Talamo said social media-based businesses like hers can be tricky, however, especially when trying to reach certain demographics of customers.
“It’s not easy to reach all demographics,” she said. “I can reach students easily but not parents. That’s a little harder.”
Social media savvy
Bernabe said part of her journey with a business that lives entirely on social media has been learning which sites her customer base uses more and trying to integrate that into the way she runs her business. She said many of her customers use Instagram’s parent site, Facebook, and that she had to learn to cater her content more towards her customers’ preferred method of getting information.
“A lot of the time, they want to see more engagement on my Facebook page, and my engagement is mostly on my Instagram page,” she said.
Bernabe’s customer base is mostly parents of UF students, and she said it has been a learning process trying to balance her social media methods and the wants of her customers.
Bernabe said that the short form content utilized in making Instagram Reels has helped her grow her Instagram client base. Haas said being aware of the different facets of social media engagement can be tricky but is essential to growing a social media based business like hers.
“The key is understanding the rules, which may change overnight, as well as algorithms, content creation and ways to connect with your followers,” Haas said.
Haas said social media can be a large task in and of itself, and matching content to Instagram’s algorithm can be particularly tricky. Bernabe echoed this. She said she has had to learn the different tricks of Instagram content to reach her intended followers and business clientele.

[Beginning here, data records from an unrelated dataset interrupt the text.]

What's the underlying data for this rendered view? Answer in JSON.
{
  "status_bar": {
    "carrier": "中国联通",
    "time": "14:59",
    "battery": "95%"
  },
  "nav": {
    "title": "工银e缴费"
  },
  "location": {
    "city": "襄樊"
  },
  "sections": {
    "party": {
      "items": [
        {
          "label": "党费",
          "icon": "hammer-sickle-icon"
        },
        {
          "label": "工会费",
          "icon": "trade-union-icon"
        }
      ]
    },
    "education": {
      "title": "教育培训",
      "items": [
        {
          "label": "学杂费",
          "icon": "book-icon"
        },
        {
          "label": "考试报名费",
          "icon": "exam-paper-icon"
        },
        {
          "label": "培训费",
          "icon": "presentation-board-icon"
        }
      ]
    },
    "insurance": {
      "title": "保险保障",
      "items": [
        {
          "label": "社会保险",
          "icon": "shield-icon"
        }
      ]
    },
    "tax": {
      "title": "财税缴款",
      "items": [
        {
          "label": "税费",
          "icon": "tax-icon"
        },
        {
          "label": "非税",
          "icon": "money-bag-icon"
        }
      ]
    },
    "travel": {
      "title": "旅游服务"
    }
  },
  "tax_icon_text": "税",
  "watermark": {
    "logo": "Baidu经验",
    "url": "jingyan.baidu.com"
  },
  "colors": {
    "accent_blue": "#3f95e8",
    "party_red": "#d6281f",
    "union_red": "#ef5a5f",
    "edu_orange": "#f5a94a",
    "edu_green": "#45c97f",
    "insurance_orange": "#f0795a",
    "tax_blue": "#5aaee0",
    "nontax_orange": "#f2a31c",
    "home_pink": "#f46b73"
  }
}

“Sometimes it’s really hard,” she said, “and I think some of the most effective ways are making Reels or making Stories, and usually you get a lot of engagement from those kinds of posts.”
Satisfying customer interaction
All three women cited social media as a unique way to interact with customers and other small businesses. Haas said this is a part of her business that she considers a unique perk.
“You can connect with people from all over the world,” she said, “ and you can cross-promote and network with others who have complementary businesses.”
Bernabe said this is part of why getting to turn a hobby into a business has been very rewarding for her. Haas agreed. She said it has brought more joy to her work life.
“It doesn’t feel like work,” she said. “I get unique and specific colors, themes and gift requests, and I love the thrill of the hunt to find those perfect items.”
Despite the novel hardships that come with growing a business and an online presence at the same time, none of the three businesses have future plans to move to a store front. Bernabe said she likes where her business is right now and will see what the future holds when she gets there.
“It is so new, and I’m open to anything going forward,” she said, “but I don’t want to jump the gun.”
Talamo said she also enjoys having her business live on social media.
“Social media suits me,” she said. “It’s easy, super effective, and free.”
Haas said she wants to stay on social media and continue her meaningful engagements with her customers.
“The direct messages and texts I get from grateful and happy parents make it all incredibly rewarding,” she said, “and as a college parent who misses their adult ‘baby’ terribly, I totally relate to my customers.”